|International Classification||H01L23/48, H01L23/52, H01L29/40|
|Cooperative Classification||H01L2224/45014, H01L2924/00014, H01L2924/18165, H01L2924/14, H01L2924/181, H01L24/48, H01L2224/32245, H01L2224/48247, H01L25/105, H01L2924/01079, H01L23/49548, H01L2225/06562, H01L24/32, H01L2924/01082, H01L2924/01046, H01L2224/73265, H01L23/49575, H01L2924/01078, H01L23/3107, H01L2224/73215, H01L2924/19107, H01L2224/48091, H01L2924/01029, H01L2924/01033, H01L2924/3025, H01L23/3135, H01L2225/1052, H01L2225/1029, H01L2225/1058, H01L2924/3511|
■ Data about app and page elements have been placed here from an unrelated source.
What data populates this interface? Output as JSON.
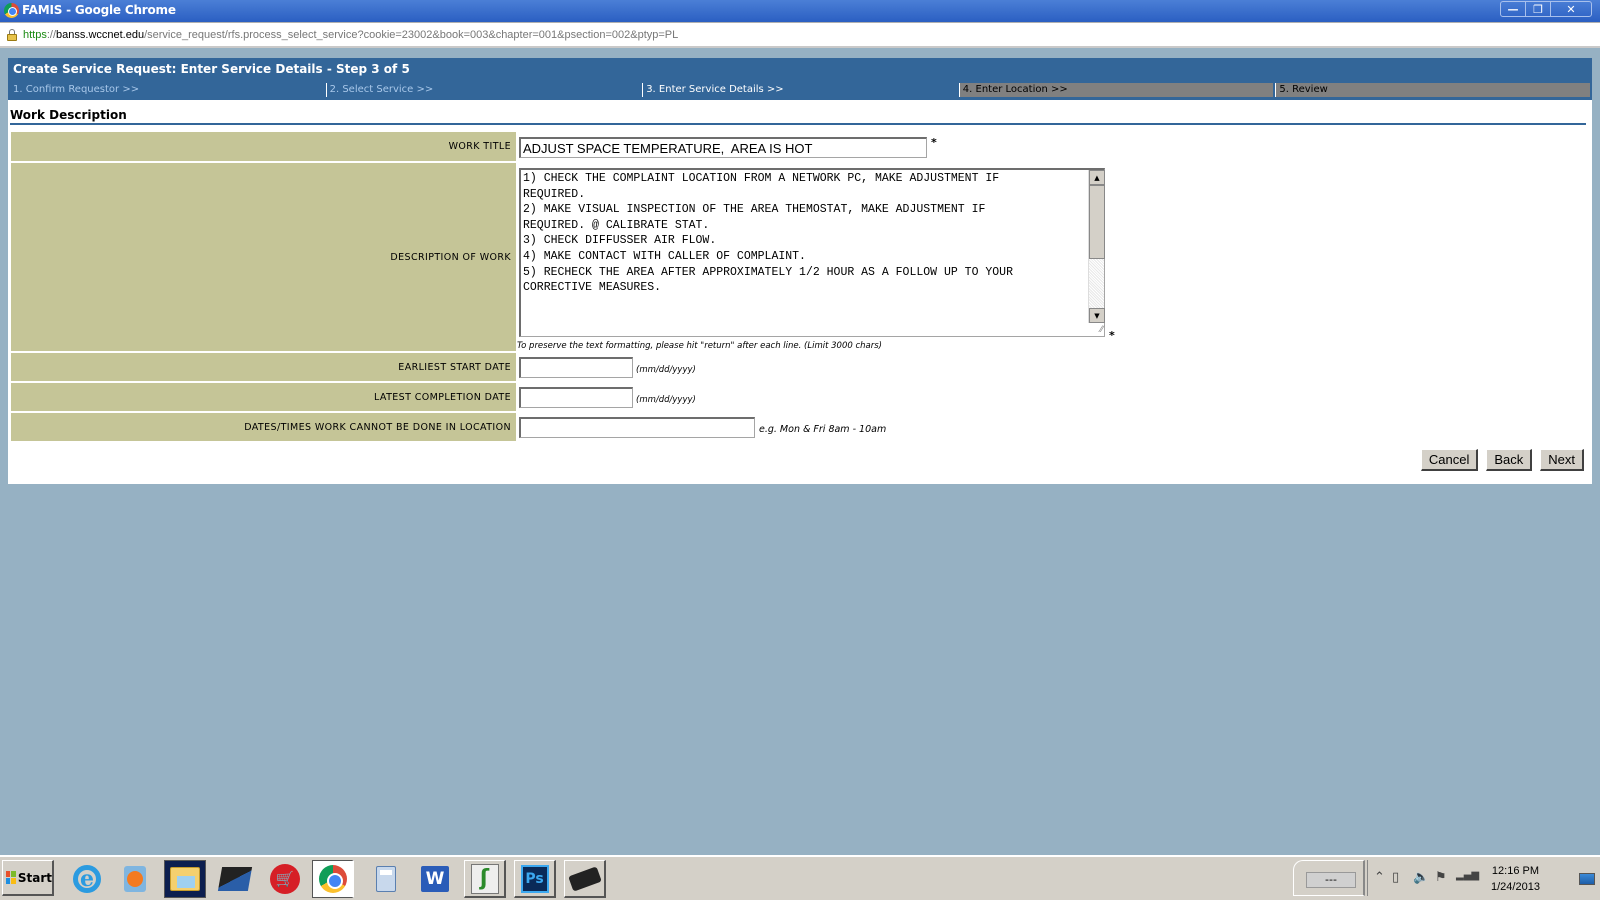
{
  "window": {
    "title": "FAMIS - Google Chrome",
    "controls": {
      "minimize": "—",
      "restore": "❐",
      "close": "✕"
    }
  },
  "address_bar": {
    "scheme": "https",
    "separator": "://",
    "host": "banss.wccnet.edu",
    "path": "/service_request/rfs.process_select_service?cookie=23002&book=003&chapter=001&psection=002&ptyp=PL"
  },
  "page": {
    "header": "Create Service Request: Enter Service Details - Step 3 of 5",
    "steps": [
      {
        "label": "1. Confirm Requestor >>",
        "state": "done"
      },
      {
        "label": "2. Select Service >>",
        "state": "done"
      },
      {
        "label": "3. Enter Service Details >>",
        "state": "current"
      },
      {
        "label": "4. Enter Location >>",
        "state": "todo"
      },
      {
        "label": "5. Review",
        "state": "todo"
      }
    ],
    "section_title": "Work Description",
    "fields": {
      "work_title": {
        "label": "WORK TITLE",
        "value": "ADJUST SPACE TEMPERATURE,  AREA IS HOT",
        "required": "*"
      },
      "description": {
        "label": "DESCRIPTION OF WORK",
        "value": "1) CHECK THE COMPLAINT LOCATION FROM A NETWORK PC, MAKE ADJUSTMENT IF\nREQUIRED.\n2) MAKE VISUAL INSPECTION OF THE AREA THEMOSTAT, MAKE ADJUSTMENT IF\nREQUIRED. @ CALIBRATE STAT.\n3) CHECK DIFFUSSER AIR FLOW.\n4) MAKE CONTACT WITH CALLER OF COMPLAINT.\n5) RECHECK THE AREA AFTER APPROXIMATELY 1/2 HOUR AS A FOLLOW UP TO YOUR\nCORRECTIVE MEASURES.",
        "required": "*",
        "hint": "To preserve the text formatting, please hit \"return\" after each line. (Limit 3000 chars)"
      },
      "earliest_start": {
        "label": "EARLIEST START DATE",
        "value": "",
        "hint": "(mm/dd/yyyy)"
      },
      "latest_completion": {
        "label": "LATEST COMPLETION DATE",
        "value": "",
        "hint": "(mm/dd/yyyy)"
      },
      "cannot_be_done": {
        "label": "DATES/TIMES WORK CANNOT BE DONE IN LOCATION",
        "value": "",
        "hint": "e.g. Mon & Fri 8am - 10am"
      }
    },
    "buttons": {
      "cancel": "Cancel",
      "back": "Back",
      "next": "Next"
    }
  },
  "taskbar": {
    "start_label": "Start",
    "apps": [
      "internet-explorer",
      "windows-media-player",
      "windows-explorer",
      "laptop-app",
      "shopping-cart-app",
      "google-chrome",
      "calculator",
      "microsoft-word",
      "signature-app",
      "photoshop",
      "tablet-app"
    ],
    "language_indicator": "---",
    "tray": {
      "expand": "⌃",
      "battery": "▯",
      "volume": "🔈",
      "flag": "⚑",
      "signal": "▂▄▆"
    },
    "clock": {
      "time": "12:16 PM",
      "date": "1/24/2013"
    }
  }
}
|European Classification||H01L23/31H, H01L23/495L, H01L23/31H4, H01L23/495G4, H01L25/10J, H01L24/32|
|Sep 29, 2014||FPAY||Fee payment|
Year of fee payment: 4
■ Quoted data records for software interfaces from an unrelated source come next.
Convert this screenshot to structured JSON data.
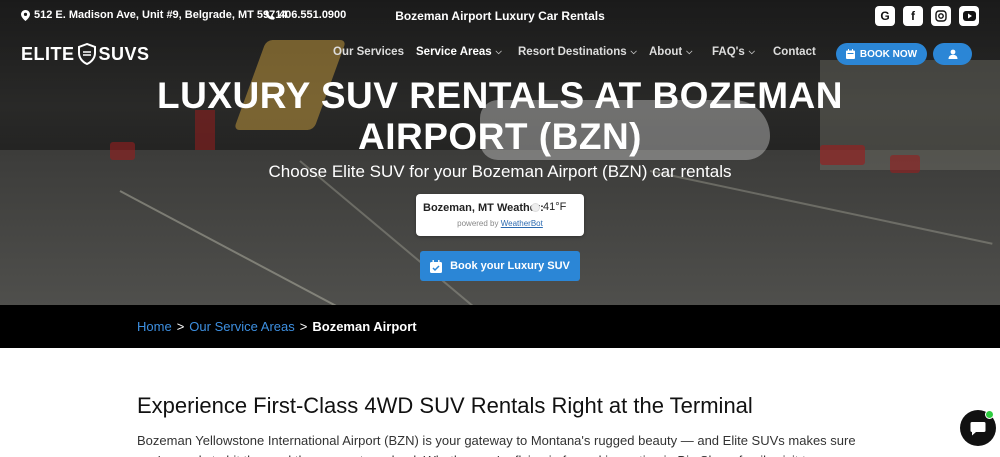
{
  "topbar": {
    "address": "512 E. Madison Ave, Unit #9, Belgrade, MT 59714",
    "phone": "406.551.0900",
    "center_title": "Bozeman Airport Luxury Car Rentals",
    "social": [
      "google-icon",
      "facebook-icon",
      "instagram-icon",
      "youtube-icon"
    ]
  },
  "logo": {
    "left": "ELITE",
    "right": "SUVS"
  },
  "nav": {
    "items": [
      {
        "label": "Our Services",
        "dropdown": false
      },
      {
        "label": "Service Areas",
        "dropdown": true
      },
      {
        "label": "Resort Destinations",
        "dropdown": true
      },
      {
        "label": "About",
        "dropdown": true
      },
      {
        "label": "FAQ's",
        "dropdown": true
      },
      {
        "label": "Contact",
        "dropdown": false
      }
    ],
    "book_now": "BOOK NOW"
  },
  "hero": {
    "title_line1": "LUXURY SUV RENTALS AT BOZEMAN",
    "title_line2": "AIRPORT (BZN)",
    "subtitle": "Choose Elite SUV for your Bozeman Airport (BZN) car rentals",
    "weather": {
      "label": "Bozeman, MT Weather:",
      "temp": "41°F",
      "powered_prefix": "powered by",
      "powered_link": "WeatherBot"
    },
    "cta": "Book your Luxury SUV"
  },
  "breadcrumb": {
    "home": "Home",
    "area": "Our Service Areas",
    "current": "Bozeman Airport",
    "sep": ">"
  },
  "content": {
    "heading": "Experience First-Class 4WD SUV Rentals Right at the Terminal",
    "paragraph": "Bozeman Yellowstone International Airport (BZN) is your gateway to Montana's rugged beauty — and Elite SUVs makes sure you're ready to hit the road the moment you land. Whether you're flying in for a ski vacation in Big Sky, a family visit to"
  },
  "colors": {
    "accent": "#2b86d6",
    "link": "#3d8fe0",
    "breadcrumb_bg": "#000000"
  }
}
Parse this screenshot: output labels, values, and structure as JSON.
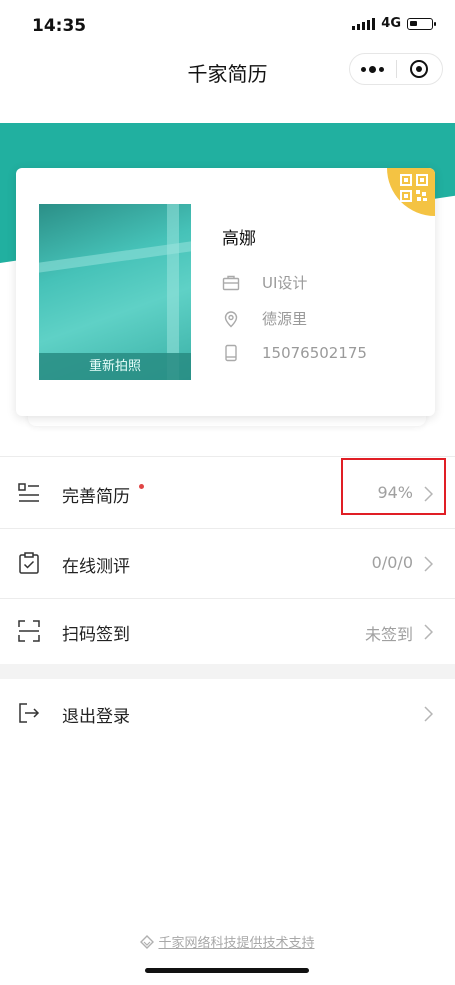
{
  "status": {
    "time": "14:35",
    "network": "4G"
  },
  "nav": {
    "title": "千家简历"
  },
  "profile": {
    "name": "高娜",
    "retake_label": "重新拍照",
    "position": "UI设计",
    "location": "德源里",
    "phone": "15076502175"
  },
  "menu": [
    {
      "label": "完善简历",
      "value": "94%"
    },
    {
      "label": "在线测评",
      "value": "0/0/0"
    },
    {
      "label": "扫码签到",
      "value": "未签到"
    },
    {
      "label": "退出登录",
      "value": ""
    }
  ],
  "footer": {
    "text": "千家网络科技提供技术支持"
  },
  "colors": {
    "accent": "#21b0a0",
    "qr_badge": "#f4c343",
    "alert_dot": "#e04545",
    "highlight": "#e01e25"
  }
}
|Aug 6, 2015||AS||Assignment|
Owner name: CITICORP INTERNATIONAL LIMITED, AS COMMON SECURITY
Free format text: SECURITY INTEREST;ASSIGNORS:STATS CHIPPAC, INC.;STATS CHIPPAC LTD.;REEL/FRAME:036288/0748
Effective date: 20150806
|Apr 7, 2016||AS||Assignment|
Owner name: STATS CHIPPAC PTE. LTE., SINGAPORE
Free format text: CHANGE OF NAME;ASSIGNOR:STATS CHIPPAC LTD.;REEL/FRAME:038378/0292
Effective date: 20160329